▶ [What needs to be done] Take every line in the entries that includes the word "this" and copy it.

▶ [Listed records]
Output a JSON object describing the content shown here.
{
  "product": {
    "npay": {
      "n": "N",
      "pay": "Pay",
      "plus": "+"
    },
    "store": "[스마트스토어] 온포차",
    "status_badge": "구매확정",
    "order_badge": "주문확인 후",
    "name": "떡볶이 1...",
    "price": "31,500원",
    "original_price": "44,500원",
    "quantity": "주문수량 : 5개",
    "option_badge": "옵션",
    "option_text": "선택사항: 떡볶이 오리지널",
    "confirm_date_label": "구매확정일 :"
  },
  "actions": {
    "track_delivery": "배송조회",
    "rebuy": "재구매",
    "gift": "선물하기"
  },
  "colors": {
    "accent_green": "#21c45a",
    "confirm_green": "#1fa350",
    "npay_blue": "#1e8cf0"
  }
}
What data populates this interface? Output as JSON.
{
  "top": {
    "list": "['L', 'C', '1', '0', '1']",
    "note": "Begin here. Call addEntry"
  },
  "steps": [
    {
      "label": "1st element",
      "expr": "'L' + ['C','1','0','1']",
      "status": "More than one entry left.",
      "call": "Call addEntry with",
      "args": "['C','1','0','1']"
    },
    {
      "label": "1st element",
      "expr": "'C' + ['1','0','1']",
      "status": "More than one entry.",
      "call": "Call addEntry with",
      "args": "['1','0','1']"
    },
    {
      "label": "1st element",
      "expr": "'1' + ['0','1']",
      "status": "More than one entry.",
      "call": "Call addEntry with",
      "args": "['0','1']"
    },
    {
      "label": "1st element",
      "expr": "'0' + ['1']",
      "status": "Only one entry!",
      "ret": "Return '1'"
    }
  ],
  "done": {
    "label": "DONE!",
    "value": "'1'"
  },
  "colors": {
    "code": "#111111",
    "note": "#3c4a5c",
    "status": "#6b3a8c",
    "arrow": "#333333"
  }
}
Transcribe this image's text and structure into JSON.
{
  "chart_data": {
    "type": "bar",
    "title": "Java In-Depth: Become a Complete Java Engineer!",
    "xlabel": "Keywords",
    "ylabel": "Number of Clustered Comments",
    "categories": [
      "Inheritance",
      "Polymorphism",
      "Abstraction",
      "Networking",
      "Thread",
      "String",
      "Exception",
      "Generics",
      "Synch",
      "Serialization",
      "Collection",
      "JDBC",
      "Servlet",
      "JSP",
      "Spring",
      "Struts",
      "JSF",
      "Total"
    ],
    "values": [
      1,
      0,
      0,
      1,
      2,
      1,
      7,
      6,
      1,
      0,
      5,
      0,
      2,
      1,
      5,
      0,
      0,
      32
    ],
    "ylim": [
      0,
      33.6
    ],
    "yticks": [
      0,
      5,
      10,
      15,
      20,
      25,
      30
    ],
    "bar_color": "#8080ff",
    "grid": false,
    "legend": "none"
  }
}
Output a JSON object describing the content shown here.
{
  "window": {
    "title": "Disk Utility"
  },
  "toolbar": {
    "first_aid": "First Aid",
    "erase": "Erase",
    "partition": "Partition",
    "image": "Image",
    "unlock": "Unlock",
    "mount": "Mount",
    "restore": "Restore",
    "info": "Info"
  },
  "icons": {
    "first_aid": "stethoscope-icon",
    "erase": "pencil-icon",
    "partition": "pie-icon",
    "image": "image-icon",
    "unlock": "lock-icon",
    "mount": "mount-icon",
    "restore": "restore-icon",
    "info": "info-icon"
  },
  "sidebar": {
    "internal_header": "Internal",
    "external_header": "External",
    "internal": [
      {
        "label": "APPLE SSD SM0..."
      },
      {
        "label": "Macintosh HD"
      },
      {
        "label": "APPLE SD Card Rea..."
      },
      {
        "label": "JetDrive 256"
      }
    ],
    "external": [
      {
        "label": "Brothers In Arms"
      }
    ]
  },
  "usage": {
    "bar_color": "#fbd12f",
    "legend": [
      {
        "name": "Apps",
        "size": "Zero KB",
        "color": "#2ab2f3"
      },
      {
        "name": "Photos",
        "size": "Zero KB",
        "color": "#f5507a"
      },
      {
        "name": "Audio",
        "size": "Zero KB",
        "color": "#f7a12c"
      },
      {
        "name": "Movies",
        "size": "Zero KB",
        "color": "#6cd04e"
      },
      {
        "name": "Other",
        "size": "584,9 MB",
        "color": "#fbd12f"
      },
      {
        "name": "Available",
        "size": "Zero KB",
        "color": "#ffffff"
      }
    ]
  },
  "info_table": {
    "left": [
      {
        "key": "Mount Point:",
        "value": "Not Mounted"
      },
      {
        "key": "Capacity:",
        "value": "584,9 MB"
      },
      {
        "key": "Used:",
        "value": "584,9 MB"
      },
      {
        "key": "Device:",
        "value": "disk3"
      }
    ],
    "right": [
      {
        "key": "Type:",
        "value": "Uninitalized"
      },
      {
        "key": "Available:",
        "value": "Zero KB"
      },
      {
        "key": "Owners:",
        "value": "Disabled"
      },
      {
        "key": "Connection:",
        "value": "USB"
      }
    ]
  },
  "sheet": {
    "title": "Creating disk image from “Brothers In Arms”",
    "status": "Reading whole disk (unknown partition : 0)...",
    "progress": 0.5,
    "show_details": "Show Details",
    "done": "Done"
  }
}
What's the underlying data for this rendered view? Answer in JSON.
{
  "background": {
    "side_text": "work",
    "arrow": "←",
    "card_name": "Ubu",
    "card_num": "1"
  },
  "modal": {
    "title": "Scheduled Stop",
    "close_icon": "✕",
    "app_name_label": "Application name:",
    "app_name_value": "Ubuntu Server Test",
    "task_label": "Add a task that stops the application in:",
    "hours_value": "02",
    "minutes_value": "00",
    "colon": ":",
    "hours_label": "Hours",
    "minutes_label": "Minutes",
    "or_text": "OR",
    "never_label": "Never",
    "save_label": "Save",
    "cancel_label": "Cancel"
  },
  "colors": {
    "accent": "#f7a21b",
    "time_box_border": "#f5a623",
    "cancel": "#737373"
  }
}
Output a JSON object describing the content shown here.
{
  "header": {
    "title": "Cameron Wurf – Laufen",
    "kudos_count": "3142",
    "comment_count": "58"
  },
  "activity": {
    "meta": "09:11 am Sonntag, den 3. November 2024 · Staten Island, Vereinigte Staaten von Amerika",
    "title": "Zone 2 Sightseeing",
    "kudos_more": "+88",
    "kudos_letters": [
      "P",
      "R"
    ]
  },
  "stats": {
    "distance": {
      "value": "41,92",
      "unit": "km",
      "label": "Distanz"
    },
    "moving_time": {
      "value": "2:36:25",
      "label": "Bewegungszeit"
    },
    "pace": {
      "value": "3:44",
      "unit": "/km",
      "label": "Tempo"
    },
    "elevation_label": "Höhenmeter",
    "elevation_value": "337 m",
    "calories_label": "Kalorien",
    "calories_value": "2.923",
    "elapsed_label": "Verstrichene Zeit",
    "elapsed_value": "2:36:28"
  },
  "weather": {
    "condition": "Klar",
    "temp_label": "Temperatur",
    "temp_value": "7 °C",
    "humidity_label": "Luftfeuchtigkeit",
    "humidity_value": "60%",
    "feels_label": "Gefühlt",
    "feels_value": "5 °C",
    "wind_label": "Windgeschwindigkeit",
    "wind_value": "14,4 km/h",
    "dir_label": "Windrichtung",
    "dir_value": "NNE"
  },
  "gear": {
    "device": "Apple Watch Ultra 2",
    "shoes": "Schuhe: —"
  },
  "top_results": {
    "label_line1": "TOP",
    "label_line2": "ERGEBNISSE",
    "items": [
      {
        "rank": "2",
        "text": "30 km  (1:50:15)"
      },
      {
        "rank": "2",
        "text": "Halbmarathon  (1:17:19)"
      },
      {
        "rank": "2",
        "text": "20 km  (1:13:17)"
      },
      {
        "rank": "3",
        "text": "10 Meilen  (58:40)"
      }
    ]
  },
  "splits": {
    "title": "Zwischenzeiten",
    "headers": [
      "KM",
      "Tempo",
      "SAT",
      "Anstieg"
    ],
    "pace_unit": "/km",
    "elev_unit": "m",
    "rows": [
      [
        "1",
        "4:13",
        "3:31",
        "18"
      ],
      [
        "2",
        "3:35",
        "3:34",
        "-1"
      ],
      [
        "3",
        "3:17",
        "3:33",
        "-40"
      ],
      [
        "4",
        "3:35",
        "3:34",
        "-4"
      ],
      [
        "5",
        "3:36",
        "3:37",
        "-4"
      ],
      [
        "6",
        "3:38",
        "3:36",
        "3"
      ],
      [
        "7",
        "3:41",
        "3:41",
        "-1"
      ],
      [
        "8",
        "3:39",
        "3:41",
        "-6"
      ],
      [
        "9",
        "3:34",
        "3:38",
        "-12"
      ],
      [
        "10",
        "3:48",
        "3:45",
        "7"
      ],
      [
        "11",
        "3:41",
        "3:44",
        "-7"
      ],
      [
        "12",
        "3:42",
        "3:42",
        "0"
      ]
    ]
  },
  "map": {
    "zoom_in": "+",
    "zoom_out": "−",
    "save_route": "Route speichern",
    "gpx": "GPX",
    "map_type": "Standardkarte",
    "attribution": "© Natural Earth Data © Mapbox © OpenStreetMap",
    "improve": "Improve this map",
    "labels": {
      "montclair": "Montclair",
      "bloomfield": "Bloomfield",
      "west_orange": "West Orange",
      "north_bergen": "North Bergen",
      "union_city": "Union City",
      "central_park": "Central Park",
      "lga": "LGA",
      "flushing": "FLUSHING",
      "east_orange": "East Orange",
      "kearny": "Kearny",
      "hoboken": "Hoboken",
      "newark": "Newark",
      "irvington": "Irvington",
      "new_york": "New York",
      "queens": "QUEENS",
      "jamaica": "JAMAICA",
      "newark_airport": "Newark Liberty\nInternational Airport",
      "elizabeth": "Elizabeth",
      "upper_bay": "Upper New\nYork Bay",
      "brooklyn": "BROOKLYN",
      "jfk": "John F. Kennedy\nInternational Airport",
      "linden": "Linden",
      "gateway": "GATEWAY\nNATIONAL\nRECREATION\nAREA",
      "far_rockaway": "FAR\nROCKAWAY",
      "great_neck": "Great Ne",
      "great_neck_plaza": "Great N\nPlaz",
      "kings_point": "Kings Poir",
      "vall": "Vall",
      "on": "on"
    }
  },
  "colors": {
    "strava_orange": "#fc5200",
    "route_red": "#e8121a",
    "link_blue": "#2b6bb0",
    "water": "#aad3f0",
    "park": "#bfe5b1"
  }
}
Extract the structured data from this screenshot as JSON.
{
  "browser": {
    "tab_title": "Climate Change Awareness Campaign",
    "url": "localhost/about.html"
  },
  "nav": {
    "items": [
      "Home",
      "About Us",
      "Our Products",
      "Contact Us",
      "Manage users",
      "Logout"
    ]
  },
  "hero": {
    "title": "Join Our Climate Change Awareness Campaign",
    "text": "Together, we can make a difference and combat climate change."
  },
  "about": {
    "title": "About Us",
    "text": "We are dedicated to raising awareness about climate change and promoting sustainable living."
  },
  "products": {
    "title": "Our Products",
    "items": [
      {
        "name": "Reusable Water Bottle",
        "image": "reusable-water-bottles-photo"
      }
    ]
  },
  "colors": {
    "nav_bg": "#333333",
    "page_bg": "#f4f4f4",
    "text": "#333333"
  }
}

▶ [Result of the exercise]
What data populates this interface? Output as JSON.
Transcribe this image's text and structure into JSON.
What's the underlying data for this rendered view? Answer in JSON.
    "improve": "Improve this map",
Extract the structured data from this screenshot as JSON.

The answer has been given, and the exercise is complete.